The contracts also make managing a modern police force much more difficult.
Some of the members of the Beverly City Council, which must approve funding for the contract, seem to understand this.
“It’s unfortunate we took that approach,” Councilor at-large Jason Silva said of the “community impact” stipend. “I wholeheartedly support having a community impact unit. I think it’s a real important and effective way to encourage community policing. But this is a very expensive way to accomplish a goal when I would say there’s a much more affordable way to do it.”
New police Chief John LeLacheur, who stands to inherit the contract, told councilors the stipend will give him the flexibility to move officers around, adding “I think it’s important for us to get back in the community and get out into the neighborhoods.”

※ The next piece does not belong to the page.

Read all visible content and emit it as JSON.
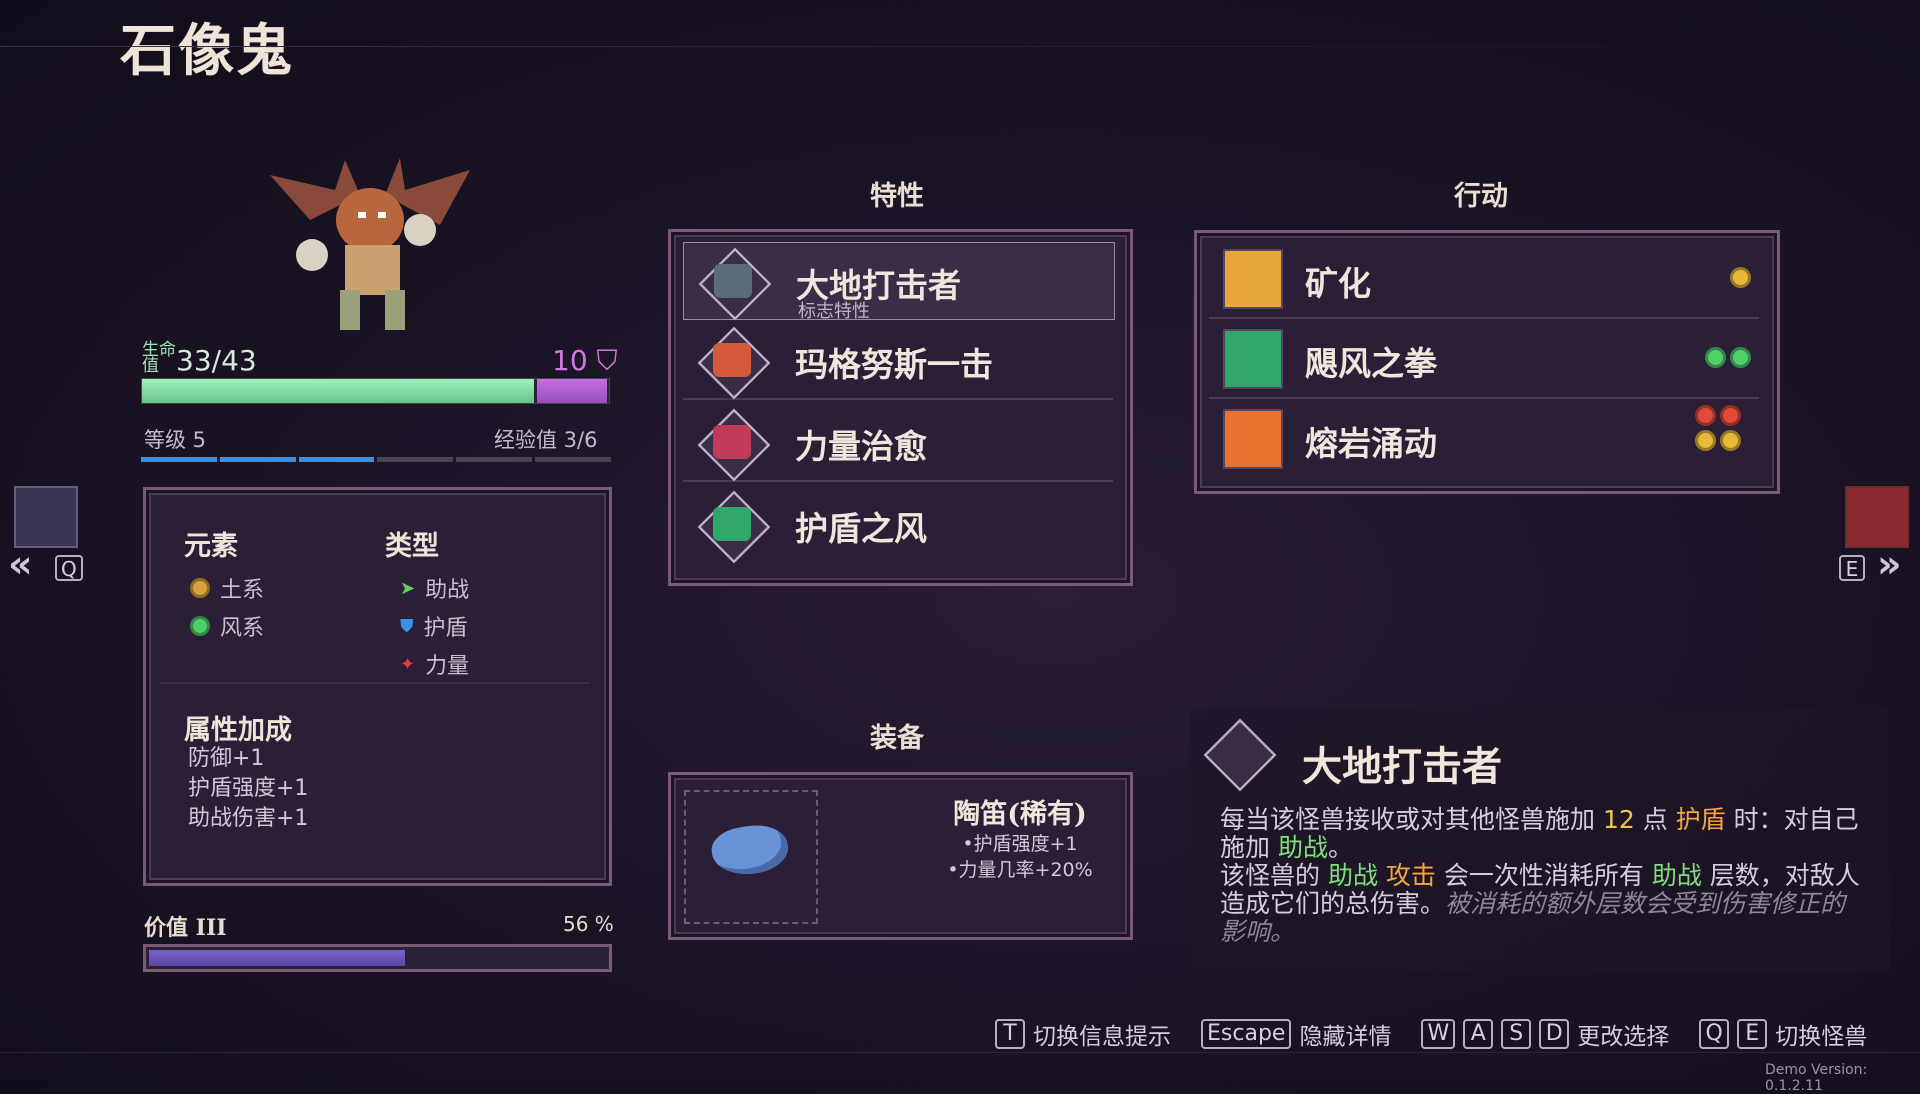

The chief is right to want community policing for Beverly. But what a shame that patrolmen must be cajoled into the neighborhood beats with a 2 percent pay hike.

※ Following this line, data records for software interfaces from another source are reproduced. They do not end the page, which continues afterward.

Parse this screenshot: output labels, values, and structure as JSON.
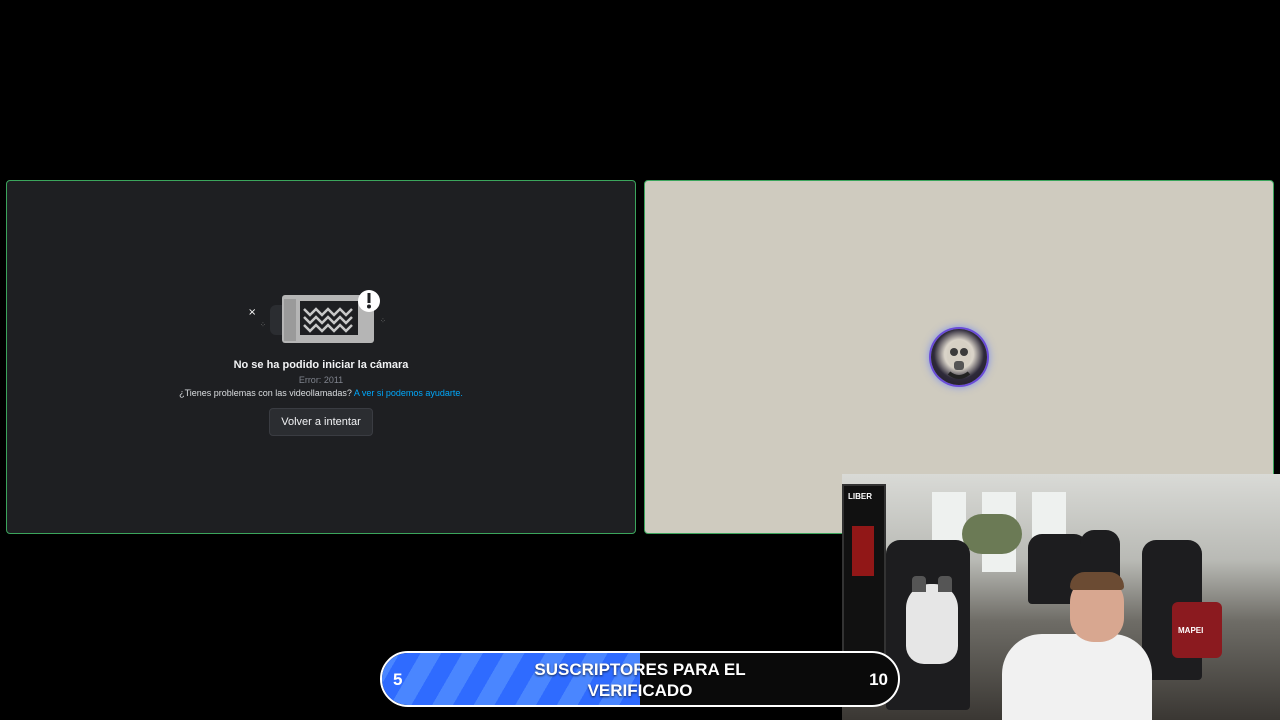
{
  "left_tile": {
    "error_title": "No se ha podido iniciar la cámara",
    "error_code": "Error: 2011",
    "help_text": "¿Tienes problemas con las videollamadas?",
    "help_link": "A ver si podemos ayudarte.",
    "retry_label": "Volver a intentar"
  },
  "webcam": {
    "fridge_label": "LIBER",
    "jersey_text": "MAPEI"
  },
  "progress": {
    "current": "5",
    "goal": "10",
    "fill_fraction": 0.5,
    "label": "SUSCRIPTORES PARA EL VERIFICADO"
  }
}
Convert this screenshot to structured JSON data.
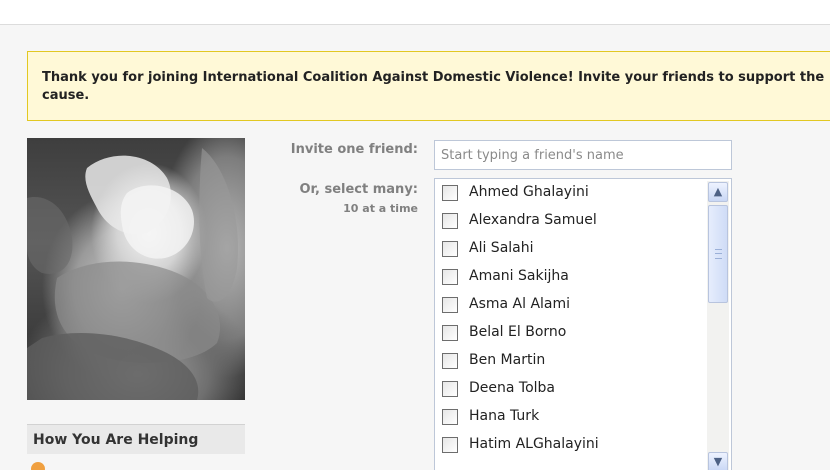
{
  "notice": {
    "message": "Thank you for joining International Coalition Against Domestic Violence! Invite your friends to support the cause."
  },
  "sidebar": {
    "photo_icon": "hands-photo",
    "helping_title": "How You Are Helping"
  },
  "invite": {
    "one_friend_label": "Invite one friend:",
    "search_placeholder": "Start typing a friend's name",
    "select_many_label": "Or, select many:",
    "limit_label": "10 at a time",
    "friends": [
      {
        "name": "Ahmed Ghalayini",
        "checked": false
      },
      {
        "name": "Alexandra Samuel",
        "checked": false
      },
      {
        "name": "Ali Salahi",
        "checked": false
      },
      {
        "name": "Amani Sakijha",
        "checked": false
      },
      {
        "name": "Asma Al Alami",
        "checked": false
      },
      {
        "name": "Belal El Borno",
        "checked": false
      },
      {
        "name": "Ben Martin",
        "checked": false
      },
      {
        "name": "Deena Tolba",
        "checked": false
      },
      {
        "name": "Hana Turk",
        "checked": false
      },
      {
        "name": "Hatim ALGhalayini",
        "checked": false
      }
    ]
  },
  "scrollbar": {
    "up_icon": "arrow-up-icon",
    "down_icon": "arrow-down-icon"
  },
  "colors": {
    "notice_bg": "#fff9d7",
    "notice_border": "#e2c822",
    "label_gray": "#808080",
    "input_border": "#bdc7d8"
  }
}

At their worst, such union contracts handicap managers and breed distrust from taxpayers. The City Council will soon decide whether to fund the agreement, and some councilors have already asked pointed questions about the pact. We urge them to push for substantive changes, especially the elimination of the ridiculous healthy days.